-- Source data follows --

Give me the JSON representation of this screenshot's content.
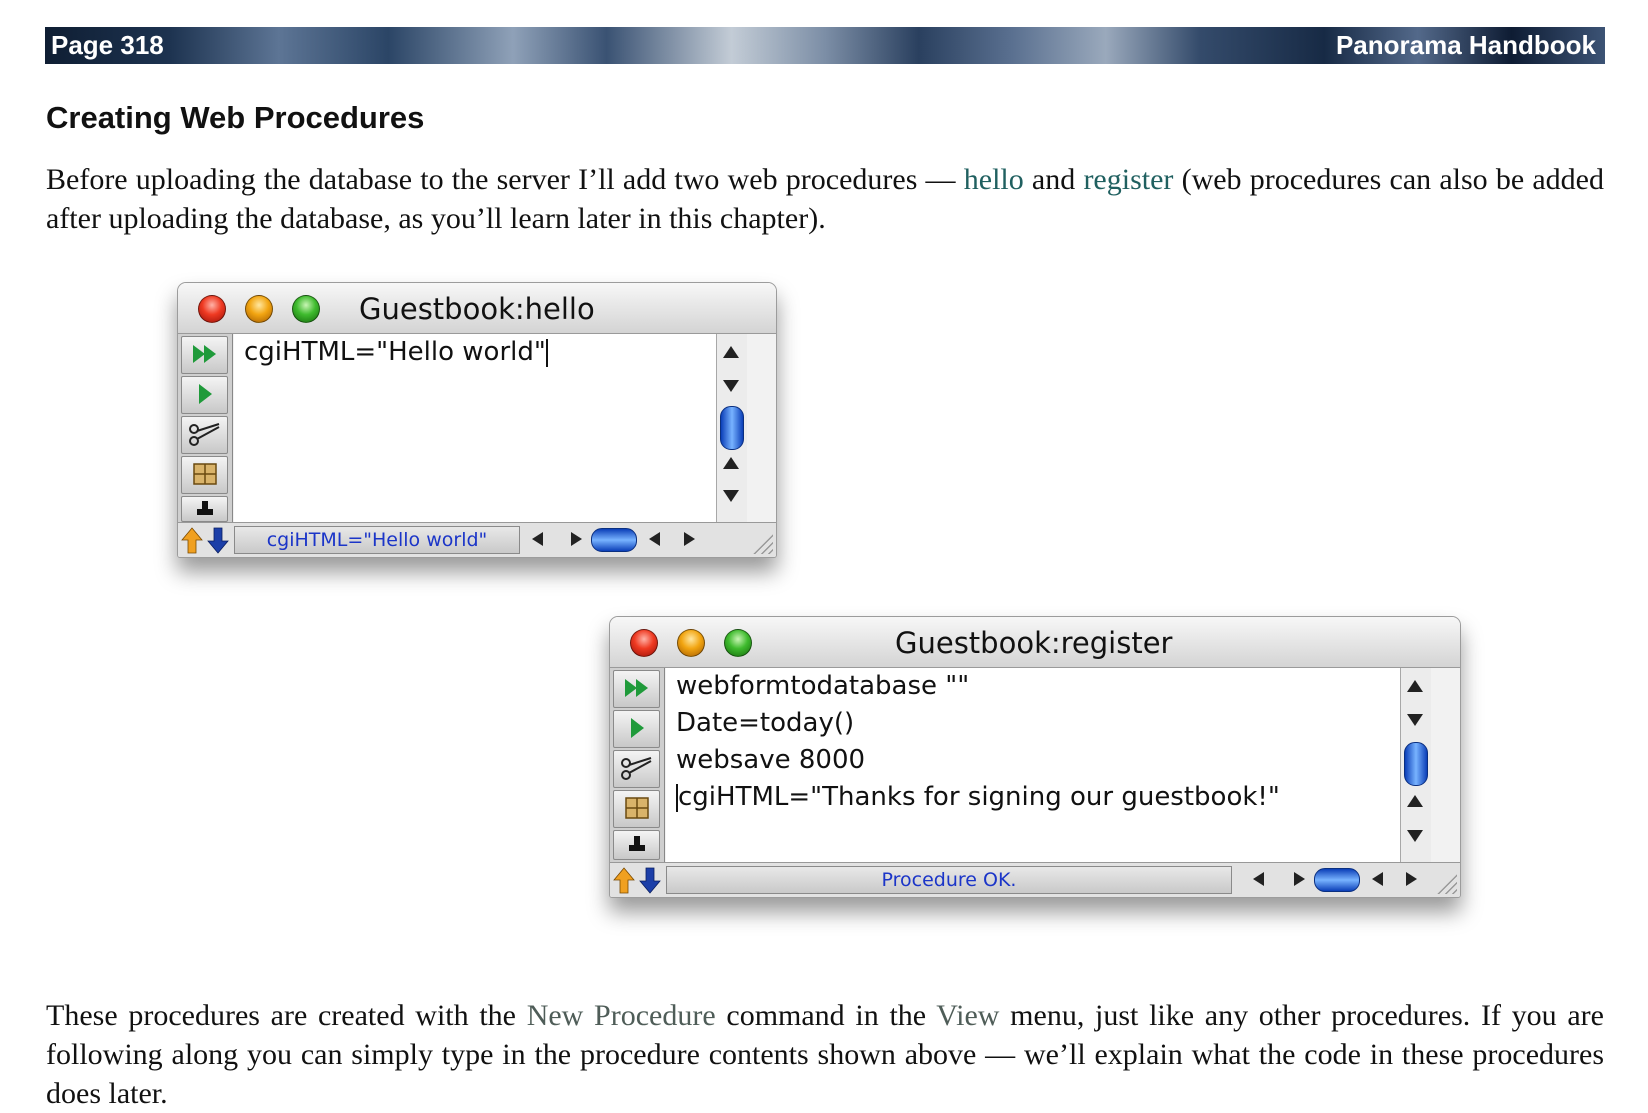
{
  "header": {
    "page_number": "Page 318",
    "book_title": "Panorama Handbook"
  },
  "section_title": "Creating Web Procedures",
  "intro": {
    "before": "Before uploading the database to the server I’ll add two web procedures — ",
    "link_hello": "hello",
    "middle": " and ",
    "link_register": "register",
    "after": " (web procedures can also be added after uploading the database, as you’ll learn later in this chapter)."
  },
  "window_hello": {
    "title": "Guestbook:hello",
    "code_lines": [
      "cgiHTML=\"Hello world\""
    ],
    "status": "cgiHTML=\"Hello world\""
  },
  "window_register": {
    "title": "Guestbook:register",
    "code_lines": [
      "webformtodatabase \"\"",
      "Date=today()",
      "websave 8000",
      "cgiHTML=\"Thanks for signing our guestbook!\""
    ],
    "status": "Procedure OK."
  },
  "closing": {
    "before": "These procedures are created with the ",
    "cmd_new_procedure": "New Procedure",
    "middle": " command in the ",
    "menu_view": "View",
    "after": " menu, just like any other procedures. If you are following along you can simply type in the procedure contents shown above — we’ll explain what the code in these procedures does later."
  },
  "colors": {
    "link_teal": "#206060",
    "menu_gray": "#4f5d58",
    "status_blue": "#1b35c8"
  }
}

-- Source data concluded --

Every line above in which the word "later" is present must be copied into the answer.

Finished task:
    "after": " (web procedures can also be added after uploading the database, as you’ll learn later in this chapter)."
    "after": " menu, just like any other procedures. If you are following along you can simply type in the procedure contents shown above — we’ll explain what the code in these procedures does later."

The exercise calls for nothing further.